Even as somebody who is inevitably drifting closer to mid-age, and has an open attitude towards many records that may have seemed dull and plodding at 20, but take on new life as we get older, I cannot see myself ever cherishing an album like Nick Of Time, not even on any sort of deathbed. Clapton's Unplugged was really a different thing — a successful attempt to pour out some soul in a masterful series of acoustic reinventions, and it worked. Nick Of Time brings nothing new to the table except for gloss, calculation, and uninspired smoothness that tries to pass itself off as «experience».

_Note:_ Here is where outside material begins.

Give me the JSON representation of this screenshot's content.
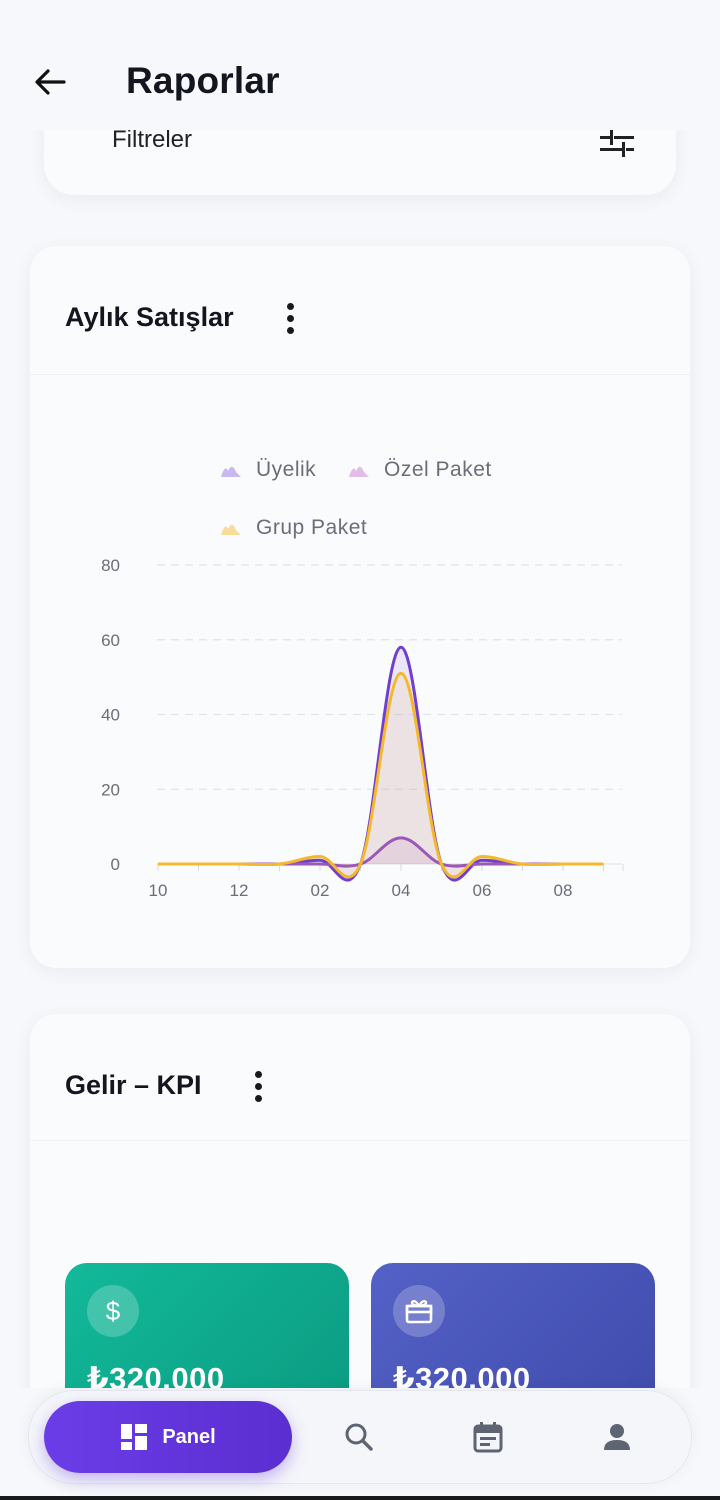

Unfortunately, its commercial success, surpassing Bonnie's wildest expectations and making her into a household name after two decades of hanging on the fringes, would guarantee, iron will and all, that she'd pretty much spend the rest of her career trying to remake this album, over and over and over again. No, it is not the worst fate imaginable — Rod Stewart or even Clapton himself, with embarrassing attempts at «modernization» like Pilgrim, would produce plenty of «unlistenable» stuff — but sometimes you wonder what is really worse: go for total stiff «preservation», or try and change with the flow, even if this is done for obviously commercial purposes. As far as ratings are concerned, though, this is a fickle opposition: all things are equal in a thumbs down judgement.